Pécs, Szent Mór u. 3.

+36 (30) 33 150 66

Dear Guests!

Our year long game called Lipót could calculate it has come to an end.
Thank you for playing!

Our famous mathematician, Lipót Fejér, was born on 9 February 1880, in Pécs.

To commemorate the 132nd anniversary of his birth, we would like the guests who stay at our apartments between 9 February 2012 and 8 February 2013, to participate in a game.

We have placed a jar in each of our apartments that contain the same amount of marbles. We placed the marbles in a jar, in the presence of a notary, on 18 January 2012. The notary then sealed and notarized them.

Those guests that stay at our apartments between 9 February 2012 and 8 February 2013 could guess how many marbles there are in the jars. The jars could be handled but they couldn't be opened.

According to the notary's minutes there were


marbles in the jar.

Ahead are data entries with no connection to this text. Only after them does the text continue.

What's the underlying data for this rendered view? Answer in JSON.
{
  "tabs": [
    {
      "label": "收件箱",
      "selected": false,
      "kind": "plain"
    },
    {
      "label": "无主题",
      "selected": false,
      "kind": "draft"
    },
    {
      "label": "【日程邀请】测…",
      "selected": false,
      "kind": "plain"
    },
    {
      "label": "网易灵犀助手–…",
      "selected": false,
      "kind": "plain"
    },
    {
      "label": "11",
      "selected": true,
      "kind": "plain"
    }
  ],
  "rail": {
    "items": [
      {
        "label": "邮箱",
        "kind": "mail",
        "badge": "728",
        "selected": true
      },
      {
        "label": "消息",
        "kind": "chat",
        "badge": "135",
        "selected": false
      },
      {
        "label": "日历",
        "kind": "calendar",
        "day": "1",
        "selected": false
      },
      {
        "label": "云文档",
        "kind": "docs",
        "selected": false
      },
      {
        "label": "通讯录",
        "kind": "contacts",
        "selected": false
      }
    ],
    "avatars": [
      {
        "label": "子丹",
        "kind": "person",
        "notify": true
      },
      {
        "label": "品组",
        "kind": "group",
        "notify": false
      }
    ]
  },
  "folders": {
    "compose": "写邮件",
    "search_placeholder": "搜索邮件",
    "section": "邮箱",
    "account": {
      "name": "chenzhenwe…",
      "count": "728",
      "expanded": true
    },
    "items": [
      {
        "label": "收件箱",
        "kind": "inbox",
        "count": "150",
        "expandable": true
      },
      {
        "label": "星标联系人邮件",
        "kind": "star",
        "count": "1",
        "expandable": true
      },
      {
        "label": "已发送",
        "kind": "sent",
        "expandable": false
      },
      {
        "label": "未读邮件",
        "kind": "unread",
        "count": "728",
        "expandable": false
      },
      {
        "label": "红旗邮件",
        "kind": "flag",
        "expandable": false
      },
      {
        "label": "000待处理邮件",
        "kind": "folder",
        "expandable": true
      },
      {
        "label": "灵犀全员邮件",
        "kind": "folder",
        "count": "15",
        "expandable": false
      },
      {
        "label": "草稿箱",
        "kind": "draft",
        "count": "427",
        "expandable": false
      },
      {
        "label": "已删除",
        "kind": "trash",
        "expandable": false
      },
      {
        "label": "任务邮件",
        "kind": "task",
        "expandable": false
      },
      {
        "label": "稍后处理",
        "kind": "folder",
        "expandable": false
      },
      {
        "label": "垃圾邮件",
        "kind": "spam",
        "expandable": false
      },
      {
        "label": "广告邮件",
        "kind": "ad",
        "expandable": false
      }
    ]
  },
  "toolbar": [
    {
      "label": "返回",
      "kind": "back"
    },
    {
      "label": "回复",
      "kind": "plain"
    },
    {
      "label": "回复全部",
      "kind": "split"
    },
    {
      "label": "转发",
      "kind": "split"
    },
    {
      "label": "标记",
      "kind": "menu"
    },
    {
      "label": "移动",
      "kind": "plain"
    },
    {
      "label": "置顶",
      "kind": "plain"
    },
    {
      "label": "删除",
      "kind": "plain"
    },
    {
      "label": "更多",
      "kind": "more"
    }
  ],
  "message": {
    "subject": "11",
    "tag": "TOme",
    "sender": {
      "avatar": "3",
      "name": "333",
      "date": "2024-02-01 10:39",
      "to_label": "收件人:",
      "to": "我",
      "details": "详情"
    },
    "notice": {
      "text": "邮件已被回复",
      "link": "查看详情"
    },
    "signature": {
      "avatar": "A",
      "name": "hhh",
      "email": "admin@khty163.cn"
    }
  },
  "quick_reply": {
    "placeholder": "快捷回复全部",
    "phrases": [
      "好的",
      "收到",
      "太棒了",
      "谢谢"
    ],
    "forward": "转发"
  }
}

Congratulations to the winner of our game,
Konyári Dániel
who has won the opportunity to spend two nights with us along with his family free of charge.

some interesting facts about the game

Number of guesstimates

The smallest and the largest guesstimate compared to the number of marbles in the jar

The best guesstimate, the number of marbles in the jar and the average of all guesstimates

Guesstimates in ascending order

Deviation of guesstimates from the number of marbles in the jar

Our game was dedicated to Fejér Lipót but inspired by an experiment of an english scientist called Francis Galton. The experiment was published in Vox Populi, an essay published in 1907.

Galton describes that he attended an animal exhibition in Plymouth, England, which organised a weight-judging competition. Attendees had to estimate the weight of an ox, and those who guessed most successfully received prizes. After the competition has concluded, Galton borrowed the 787 tickets used for guessing. He felt that they would prove useful in examining the accuracy of the judgement of people in specific cases. He found that the average of guesstimates (547.5 kg) deviated only by 3.9 kilograms from the actual weight of the ox (543.4 kg), which was less than 1 percent.

Our game provided similar results. The average of all guesstimates (621.45) differs only by less than a marble from the actual solution! Even our most accurate player couldn't guess this well.